Last December The New York Times revealed that the super-secretive National Security Agency (NSA) had listened in on Americans' international communications without a warrant. That has already inspired a lot of controversy. But Russell Tice, a former NSA employee who acted as a source for the Times exposé, says there's far more potentially illegal intelligence activity that hasn't been disclosed—and that Congress needs to learn about.
Assistant Editor Julian Sanchez spoke with Tice in January. A longer version of this interview is online at reason.com/hod/js011306b.shtml.
Q: What concerned you about the activities you saw at the NSA?
A: The lack of oversight, mainly. The extremely sensitive programs that I was a specialist in are so deep black that only a few people are cleared for them. If you have a concern, in many cases your own supervisor isn't cleared to hear about it. You have literally nowhere to go.
Q: What about the Intelligence Community Whistleblower Protection Act?
A: There is no provision in the ICWPA to punish an agency retaliating against a whistleblower. The act has only had something like two disclosures in the years it's been in existence. You know why? Because any intelligence officer knows if you do this, your career is done.

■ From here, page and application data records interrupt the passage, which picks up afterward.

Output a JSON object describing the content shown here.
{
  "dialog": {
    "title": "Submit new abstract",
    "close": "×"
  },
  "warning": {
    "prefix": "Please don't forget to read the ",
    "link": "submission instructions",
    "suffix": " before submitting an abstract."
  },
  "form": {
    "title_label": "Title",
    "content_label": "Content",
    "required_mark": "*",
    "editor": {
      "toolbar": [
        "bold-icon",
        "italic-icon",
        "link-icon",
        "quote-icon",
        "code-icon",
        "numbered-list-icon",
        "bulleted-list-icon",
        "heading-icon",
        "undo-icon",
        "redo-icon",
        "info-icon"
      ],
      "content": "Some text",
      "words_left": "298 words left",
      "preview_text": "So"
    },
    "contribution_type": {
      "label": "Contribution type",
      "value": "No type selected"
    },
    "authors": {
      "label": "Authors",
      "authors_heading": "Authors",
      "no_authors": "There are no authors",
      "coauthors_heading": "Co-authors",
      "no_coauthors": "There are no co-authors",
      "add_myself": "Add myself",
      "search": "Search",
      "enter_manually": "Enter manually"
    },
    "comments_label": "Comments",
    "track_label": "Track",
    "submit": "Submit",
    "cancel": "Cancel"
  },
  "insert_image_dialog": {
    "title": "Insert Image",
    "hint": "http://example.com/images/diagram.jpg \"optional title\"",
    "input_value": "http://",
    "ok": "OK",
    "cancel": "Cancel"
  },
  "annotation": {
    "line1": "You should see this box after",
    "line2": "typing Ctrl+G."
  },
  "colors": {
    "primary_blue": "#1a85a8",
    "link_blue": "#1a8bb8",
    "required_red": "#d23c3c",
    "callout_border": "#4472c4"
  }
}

They will find something to use to revoke your security clearance, which is what they did with me, which destroys your career in the intel field, makes you unemployable forever.
Q: What about claims that reporting on NSA surveillance may have harmed national security?
A: In my case, there's no way the programs I want to talk to Congress about should be public ever, unless maybe in 200 years they want to declassify them. But that same mechanism that allows you to have a program like this at an extremely high, sensitive classification level could also be used to mask illegality, like spying on Americans. And spying on Americans is illegal unless you go to a FISA [Foreign Intelligence Surveillance Act] court. With [New York Times reporter James Risen's book, State of War], someone has come across, and basically reported, a crime. It just so happens that somebody put some super-duper clearances on it to mask the fact that a crime was being committed.
Q: Some polls suggest that most citizens aren't terribly concerned about these programs.
A: People think it's not going to affect them. But if those people find out it was hundreds of thousands or millions who were swept up into it and the government was listening to their conversation with their doctor—now all of a sudden it affects them personally.
Even if it were just a few thousand people, nonetheless it's wrong. There's no reason the 2,000 warrants could not have been done through the FISA court. The question is: Why wasn't it done?